[Records contained in a dataset]
--- START ---

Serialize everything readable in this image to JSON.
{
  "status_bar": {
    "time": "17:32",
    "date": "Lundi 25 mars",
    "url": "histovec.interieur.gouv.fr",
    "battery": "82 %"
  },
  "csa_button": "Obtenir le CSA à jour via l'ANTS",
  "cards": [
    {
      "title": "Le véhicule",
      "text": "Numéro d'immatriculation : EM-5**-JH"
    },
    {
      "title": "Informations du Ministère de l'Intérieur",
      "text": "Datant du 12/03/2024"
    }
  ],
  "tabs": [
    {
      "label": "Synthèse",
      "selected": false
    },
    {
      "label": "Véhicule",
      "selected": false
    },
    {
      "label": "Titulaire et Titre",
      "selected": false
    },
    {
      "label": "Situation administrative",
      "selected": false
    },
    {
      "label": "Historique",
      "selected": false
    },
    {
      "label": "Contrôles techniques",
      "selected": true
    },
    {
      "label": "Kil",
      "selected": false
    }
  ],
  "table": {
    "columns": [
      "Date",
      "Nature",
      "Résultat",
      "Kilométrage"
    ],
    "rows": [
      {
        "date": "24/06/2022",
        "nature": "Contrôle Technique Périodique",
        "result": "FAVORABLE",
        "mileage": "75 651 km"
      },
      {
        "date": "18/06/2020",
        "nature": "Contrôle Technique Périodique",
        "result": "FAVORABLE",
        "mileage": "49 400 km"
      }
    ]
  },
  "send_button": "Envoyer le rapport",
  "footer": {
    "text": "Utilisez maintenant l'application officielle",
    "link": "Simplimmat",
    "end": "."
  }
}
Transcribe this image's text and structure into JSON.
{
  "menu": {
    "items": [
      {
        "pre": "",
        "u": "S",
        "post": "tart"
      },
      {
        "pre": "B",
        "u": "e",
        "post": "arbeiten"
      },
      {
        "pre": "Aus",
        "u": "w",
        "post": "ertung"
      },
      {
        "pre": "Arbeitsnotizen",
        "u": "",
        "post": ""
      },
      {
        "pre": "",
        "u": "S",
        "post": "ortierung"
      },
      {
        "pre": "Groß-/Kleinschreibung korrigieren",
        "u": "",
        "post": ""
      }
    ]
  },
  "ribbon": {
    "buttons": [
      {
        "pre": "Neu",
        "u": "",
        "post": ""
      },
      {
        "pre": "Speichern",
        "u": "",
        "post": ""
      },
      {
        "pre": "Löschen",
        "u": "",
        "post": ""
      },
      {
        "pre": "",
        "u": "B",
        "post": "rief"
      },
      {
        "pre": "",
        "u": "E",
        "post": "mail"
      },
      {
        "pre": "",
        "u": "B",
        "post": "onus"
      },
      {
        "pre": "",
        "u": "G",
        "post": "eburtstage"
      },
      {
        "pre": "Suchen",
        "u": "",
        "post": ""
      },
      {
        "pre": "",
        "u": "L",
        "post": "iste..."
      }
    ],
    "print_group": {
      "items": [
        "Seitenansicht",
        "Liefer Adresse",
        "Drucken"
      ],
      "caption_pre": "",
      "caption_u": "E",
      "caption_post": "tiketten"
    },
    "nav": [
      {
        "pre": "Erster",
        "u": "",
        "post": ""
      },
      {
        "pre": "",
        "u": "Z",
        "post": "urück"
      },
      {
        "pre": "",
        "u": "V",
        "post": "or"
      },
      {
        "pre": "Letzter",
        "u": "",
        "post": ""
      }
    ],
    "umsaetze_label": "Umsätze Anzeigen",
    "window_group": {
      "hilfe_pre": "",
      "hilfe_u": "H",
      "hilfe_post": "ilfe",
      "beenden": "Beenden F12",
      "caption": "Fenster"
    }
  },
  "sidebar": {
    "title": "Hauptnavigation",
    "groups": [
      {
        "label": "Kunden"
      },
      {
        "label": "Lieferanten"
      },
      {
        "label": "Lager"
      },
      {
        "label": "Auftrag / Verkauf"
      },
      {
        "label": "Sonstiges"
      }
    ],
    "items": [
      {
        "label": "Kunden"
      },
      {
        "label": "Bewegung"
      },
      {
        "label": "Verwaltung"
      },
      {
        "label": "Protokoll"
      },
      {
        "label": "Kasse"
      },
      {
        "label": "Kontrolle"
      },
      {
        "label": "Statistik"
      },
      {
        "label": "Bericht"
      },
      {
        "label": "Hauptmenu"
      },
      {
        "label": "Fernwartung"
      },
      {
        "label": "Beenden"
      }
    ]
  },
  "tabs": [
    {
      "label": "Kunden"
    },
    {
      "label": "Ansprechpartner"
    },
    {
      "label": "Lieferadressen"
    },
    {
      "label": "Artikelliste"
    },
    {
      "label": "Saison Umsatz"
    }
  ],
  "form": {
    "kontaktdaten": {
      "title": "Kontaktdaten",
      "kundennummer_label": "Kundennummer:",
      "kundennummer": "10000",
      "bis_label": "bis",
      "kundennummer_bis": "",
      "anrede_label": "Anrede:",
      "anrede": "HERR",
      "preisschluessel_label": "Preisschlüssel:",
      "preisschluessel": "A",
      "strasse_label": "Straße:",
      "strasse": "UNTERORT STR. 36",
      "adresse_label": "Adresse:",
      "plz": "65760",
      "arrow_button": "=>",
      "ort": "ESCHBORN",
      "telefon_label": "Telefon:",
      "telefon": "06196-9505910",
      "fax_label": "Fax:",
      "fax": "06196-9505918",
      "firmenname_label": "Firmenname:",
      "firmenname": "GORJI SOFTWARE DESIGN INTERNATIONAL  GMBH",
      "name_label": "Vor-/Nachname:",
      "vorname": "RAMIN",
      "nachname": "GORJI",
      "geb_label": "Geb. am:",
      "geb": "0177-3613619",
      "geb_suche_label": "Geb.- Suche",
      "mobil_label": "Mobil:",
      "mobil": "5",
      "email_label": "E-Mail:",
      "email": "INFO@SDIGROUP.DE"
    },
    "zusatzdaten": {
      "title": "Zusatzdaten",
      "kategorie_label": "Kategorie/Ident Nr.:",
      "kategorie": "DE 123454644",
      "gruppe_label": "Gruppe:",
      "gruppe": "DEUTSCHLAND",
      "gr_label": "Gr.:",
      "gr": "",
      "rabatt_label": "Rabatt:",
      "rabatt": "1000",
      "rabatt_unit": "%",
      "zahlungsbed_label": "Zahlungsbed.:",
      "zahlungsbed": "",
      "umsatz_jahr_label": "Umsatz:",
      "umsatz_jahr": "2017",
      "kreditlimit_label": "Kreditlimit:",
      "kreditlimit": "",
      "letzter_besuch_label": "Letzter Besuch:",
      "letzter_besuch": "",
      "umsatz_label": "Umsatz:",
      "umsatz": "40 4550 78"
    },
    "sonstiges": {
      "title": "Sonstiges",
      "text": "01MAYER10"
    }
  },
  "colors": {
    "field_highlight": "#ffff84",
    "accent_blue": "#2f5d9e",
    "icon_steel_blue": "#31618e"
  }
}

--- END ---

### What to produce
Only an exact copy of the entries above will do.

### Task response
Serialize everything readable in this image to JSON.
{
  "status_bar": {
    "time": "17:32",
    "date": "Lundi 25 mars",
    "url": "histovec.interieur.gouv.fr",
    "battery": "82 %"
  },
  "csa_button": "Obtenir le CSA à jour via l'ANTS",
  "cards": [
    {
      "title": "Le véhicule",
      "text": "Numéro d'immatriculation : EM-5**-JH"
    },
    {
      "title": "Informations du Ministère de l'Intérieur",
      "text": "Datant du 12/03/2024"
    }
  ],
  "tabs": [
    {
      "label": "Synthèse",
      "selected": false
    },
    {
      "label": "Véhicule",
      "selected": false
    },
    {
      "label": "Titulaire et Titre",
      "selected": false
    },
    {
      "label": "Situation administrative",
      "selected": false
    },
    {
      "label": "Historique",
      "selected": false
    },
    {
      "label": "Contrôles techniques",
      "selected": true
    },
    {
      "label": "Kil",
      "selected": false
    }
  ],
  "table": {
    "columns": [
      "Date",
      "Nature",
      "Résultat",
      "Kilométrage"
    ],
    "rows": [
      {
        "date": "24/06/2022",
        "nature": "Contrôle Technique Périodique",
        "result": "FAVORABLE",
        "mileage": "75 651 km"
      },
      {
        "date": "18/06/2020",
        "nature": "Contrôle Technique Périodique",
        "result": "FAVORABLE",
        "mileage": "49 400 km"
      }
    ]
  },
  "send_button": "Envoyer le rapport",
  "footer": {
    "text": "Utilisez maintenant l'application officielle",
    "link": "Simplimmat",
    "end": "."
  }
}
Transcribe this image's text and structure into JSON.
{
  "menu": {
    "items": [
      {
        "pre": "",
        "u": "S",
        "post": "tart"
      },
      {
        "pre": "B",
        "u": "e",
        "post": "arbeiten"
      },
      {
        "pre": "Aus",
        "u": "w",
        "post": "ertung"
      },
      {
        "pre": "Arbeitsnotizen",
        "u": "",
        "post": ""
      },
      {
        "pre": "",
        "u": "S",
        "post": "ortierung"
      },
      {
        "pre": "Groß-/Kleinschreibung korrigieren",
        "u": "",
        "post": ""
      }
    ]
  },
  "ribbon": {
    "buttons": [
      {
        "pre": "Neu",
        "u": "",
        "post": ""
      },
      {
        "pre": "Speichern",
        "u": "",
        "post": ""
      },
      {
        "pre": "Löschen",
        "u": "",
        "post": ""
      },
      {
        "pre": "",
        "u": "B",
        "post": "rief"
      },
      {
        "pre": "",
        "u": "E",
        "post": "mail"
      },
      {
        "pre": "",
        "u": "B",
        "post": "onus"
      },
      {
        "pre": "",
        "u": "G",
        "post": "eburtstage"
      },
      {
        "pre": "Suchen",
        "u": "",
        "post": ""
      },
      {
        "pre": "",
        "u": "L",
        "post": "iste..."
      }
    ],
    "print_group": {
      "items": [
        "Seitenansicht",
        "Liefer Adresse",
        "Drucken"
      ],
      "caption_pre": "",
      "caption_u": "E",
      "caption_post": "tiketten"
    },
    "nav": [
      {
        "pre": "Erster",
        "u": "",
        "post": ""
      },
      {
        "pre": "",
        "u": "Z",
        "post": "urück"
      },
      {
        "pre": "",
        "u": "V",
        "post": "or"
      },
      {
        "pre": "Letzter",
        "u": "",
        "post": ""
      }
    ],
    "umsaetze_label": "Umsätze Anzeigen",
    "window_group": {
      "hilfe_pre": "",
      "hilfe_u": "H",
      "hilfe_post": "ilfe",
      "beenden": "Beenden F12",
      "caption": "Fenster"
    }
  },
  "sidebar": {
    "title": "Hauptnavigation",
    "groups": [
      {
        "label": "Kunden"
      },
      {
        "label": "Lieferanten"
      },
      {
        "label": "Lager"
      },
      {
        "label": "Auftrag / Verkauf"
      },
      {
        "label": "Sonstiges"
      }
    ],
    "items": [
      {
        "label": "Kunden"
      },
      {
        "label": "Bewegung"
      },
      {
        "label": "Verwaltung"
      },
      {
        "label": "Protokoll"
      },
      {
        "label": "Kasse"
      },
      {
        "label": "Kontrolle"
      },
      {
        "label": "Statistik"
      },
      {
        "label": "Bericht"
      },
      {
        "label": "Hauptmenu"
      },
      {
        "label": "Fernwartung"
      },
      {
        "label": "Beenden"
      }
    ]
  },
  "tabs": [
    {
      "label": "Kunden"
    },
    {
      "label": "Ansprechpartner"
    },
    {
      "label": "Lieferadressen"
    },
    {
      "label": "Artikelliste"
    },
    {
      "label": "Saison Umsatz"
    }
  ],
  "form": {
    "kontaktdaten": {
      "title": "Kontaktdaten",
      "kundennummer_label": "Kundennummer:",
      "kundennummer": "10000",
      "bis_label": "bis",
      "kundennummer_bis": "",
      "anrede_label": "Anrede:",
      "anrede": "HERR",
      "preisschluessel_label": "Preisschlüssel:",
      "preisschluessel": "A",
      "strasse_label": "Straße:",
      "strasse": "UNTERORT STR. 36",
      "adresse_label": "Adresse:",
      "plz": "65760",
      "arrow_button": "=>",
      "ort": "ESCHBORN",
      "telefon_label": "Telefon:",
      "telefon": "06196-9505910",
      "fax_label": "Fax:",
      "fax": "06196-9505918",
      "firmenname_label": "Firmenname:",
      "firmenname": "GORJI SOFTWARE DESIGN INTERNATIONAL  GMBH",
      "name_label": "Vor-/Nachname:",
      "vorname": "RAMIN",
      "nachname": "GORJI",
      "geb_label": "Geb. am:",
      "geb": "0177-3613619",
      "geb_suche_label": "Geb.- Suche",
      "mobil_label": "Mobil:",
      "mobil": "5",
      "email_label": "E-Mail:",
      "email": "INFO@SDIGROUP.DE"
    },
    "zusatzdaten": {
      "title": "Zusatzdaten",
      "kategorie_label": "Kategorie/Ident Nr.:",
      "kategorie": "DE 123454644",
      "gruppe_label": "Gruppe:",
      "gruppe": "DEUTSCHLAND",
      "gr_label": "Gr.:",
      "gr": "",
      "rabatt_label": "Rabatt:",
      "rabatt": "1000",
      "rabatt_unit": "%",
      "zahlungsbed_label": "Zahlungsbed.:",
      "zahlungsbed": "",
      "umsatz_jahr_label": "Umsatz:",
      "umsatz_jahr": "2017",
      "kreditlimit_label": "Kreditlimit:",
      "kreditlimit": "",
      "letzter_besuch_label": "Letzter Besuch:",
      "letzter_besuch": "",
      "umsatz_label": "Umsatz:",
      "umsatz": "40 4550 78"
    },
    "sonstiges": {
      "title": "Sonstiges",
      "text": "01MAYER10"
    }
  },
  "colors": {
    "field_highlight": "#ffff84",
    "accent_blue": "#2f5d9e",
    "icon_steel_blue": "#31618e"
  }
}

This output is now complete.